A few days ago, Terje wrote a slice about her name. And then Elisabeth followed suit. And in her book Being the Change, Sarah K. Ahmed suggests having students write the story of their name as an identity activity. AND I’ve been working with my own students on how our identity affects our interpretation of information. So how could I resist? It’s time for a name story.
My name is Amanda. When I was little, it was an unusual name. In fact, I have a fill-in-the-blank journal from 4th grade where I wrote that my name was “old fashioned.” During the middle school name-sticker phase, I had no name stickers. A nurse named Amanda who worked with my father once bought me stickers because she, too, was excited to see our name in a store. (Amanda tchochkes abound these days; the generation behind me has no idea how we older Amandas suffered.)
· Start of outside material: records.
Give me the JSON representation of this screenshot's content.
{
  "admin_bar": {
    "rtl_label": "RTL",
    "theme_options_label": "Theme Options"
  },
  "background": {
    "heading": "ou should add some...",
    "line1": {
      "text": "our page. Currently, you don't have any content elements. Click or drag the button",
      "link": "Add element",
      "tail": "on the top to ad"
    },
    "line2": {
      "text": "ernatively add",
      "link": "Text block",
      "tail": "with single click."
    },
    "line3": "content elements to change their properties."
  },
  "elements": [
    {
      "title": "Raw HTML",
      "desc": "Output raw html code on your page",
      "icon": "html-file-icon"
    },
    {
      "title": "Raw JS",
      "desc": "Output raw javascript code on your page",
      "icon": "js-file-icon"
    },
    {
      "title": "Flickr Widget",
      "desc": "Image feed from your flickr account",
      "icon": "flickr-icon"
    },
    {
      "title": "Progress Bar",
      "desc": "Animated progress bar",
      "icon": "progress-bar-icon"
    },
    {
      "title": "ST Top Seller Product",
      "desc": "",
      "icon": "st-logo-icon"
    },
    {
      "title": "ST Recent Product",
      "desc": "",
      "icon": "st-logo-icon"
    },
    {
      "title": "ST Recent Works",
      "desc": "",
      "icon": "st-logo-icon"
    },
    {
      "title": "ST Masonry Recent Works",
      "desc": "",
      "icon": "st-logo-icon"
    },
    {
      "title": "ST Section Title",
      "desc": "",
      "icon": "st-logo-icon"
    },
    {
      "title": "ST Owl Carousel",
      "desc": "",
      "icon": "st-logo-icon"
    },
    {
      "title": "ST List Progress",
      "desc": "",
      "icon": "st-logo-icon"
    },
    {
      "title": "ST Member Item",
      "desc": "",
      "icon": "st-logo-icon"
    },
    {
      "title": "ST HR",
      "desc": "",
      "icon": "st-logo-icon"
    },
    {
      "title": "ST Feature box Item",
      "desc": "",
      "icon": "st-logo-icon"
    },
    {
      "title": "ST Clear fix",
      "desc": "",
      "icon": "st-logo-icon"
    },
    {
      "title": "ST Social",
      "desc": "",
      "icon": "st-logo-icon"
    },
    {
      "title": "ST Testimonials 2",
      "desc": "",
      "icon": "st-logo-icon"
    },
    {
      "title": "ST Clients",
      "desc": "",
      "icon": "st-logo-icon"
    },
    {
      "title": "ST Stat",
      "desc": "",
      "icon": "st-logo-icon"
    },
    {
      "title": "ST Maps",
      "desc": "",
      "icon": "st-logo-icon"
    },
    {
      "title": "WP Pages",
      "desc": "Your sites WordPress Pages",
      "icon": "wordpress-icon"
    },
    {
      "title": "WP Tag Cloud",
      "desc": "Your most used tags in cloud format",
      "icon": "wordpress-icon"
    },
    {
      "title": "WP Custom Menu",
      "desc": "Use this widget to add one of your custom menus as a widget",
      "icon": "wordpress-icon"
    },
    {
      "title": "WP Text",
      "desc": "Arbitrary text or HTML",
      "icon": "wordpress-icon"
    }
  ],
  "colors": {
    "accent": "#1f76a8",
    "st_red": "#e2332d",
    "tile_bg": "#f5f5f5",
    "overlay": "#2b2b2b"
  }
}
I liked Amanda – though everyone called me Mandy and I like that, too. It was just unusual enough to be mine, but it was still easy to say. And it was certainly better than another choice that lurked in my baby book: Jemima. I used to imagine a whole different life for Jemima-me. I assure you that she wasn’t not doing nearly as well in life as I was. In college, Amanda was written on the door of my freshman dorm & Amanda I became. These days, I go by both.
But that’s not the story.
During my junior year abroad, my friends and I traveled over Spring Break. We left France and headed to Salzburg, Vienna, Prague and Budapest. We were four young women: a tall redhead, a willowy brunette, a blue-eyed blonde and a curly-haired brunette. I’ve seen the pictures; we caught the eye. We can (and will) tell story after story from that trip. For example, in Prague,we followed our guidebook’s dubious suggestion and “found” a room offered by someone who met the train at the quai. We ended up staying in an apartment owned by a fast-talking British (?) guy who decided to go ahead and stay the night with us. (I know, I know. It’s a miracle any child of the 70s or 80s survived.)
We settled in, drank some cheap Russian champagne, and then happily agreed to go dancing with our new friend. Once we arrived at the club, he quickly found friends for each of us to chat with, while he stayed with the willowy brunette. I had a boyfriend in France, thus making me harder to match, but he managed: I soon found myself deep in conversation with an incredibly handsome Swedish man named Torin. He was in Prague to collect art. He spoke French, English and heaven only knows what else. Our conversation ranged from books to art to travel. Soon, he asked me to dance, and there I was, at a club in Prague, dancing with a gorgeous Swedish intellectual who leaned over to me and said, “Amanda. Such a name. Do you know what it means?”
I did. I do. But I still let him tell me.
“Amanda, worthy of love.”
I mean, who derives the Latin root of a name as a pick up line? I was very nearly swept off my feet. But not quite. As he leaned in to kiss me – of course he would, after that little gem – I turned my head. “I still have a boyfriend.” He smiled ruefully, “and your constancy makes it harder to let you go.” (I’m not even kidding – he talked like that.) We danced and talked all evening. We did not exchange information and this was long before the internet. One night was one night.
My French boyfriend, wonderful though he was, did not collect art or speak multiple languages. He had no idea what my name meant in Latin. He was, nevertheless, my first love. We stayed together for a while, and then we broke up. I’ve never been back to Prague, and no one else has ever tried to pick me up with such an urbane pick up line. Sometimes, I still think about Torin and Prague and that carefree trip. After all, while I’m now a middle-aged wife (Honey), mother (Mama or Mom), and teacher (Miss), I remain Amanda, worthy of love.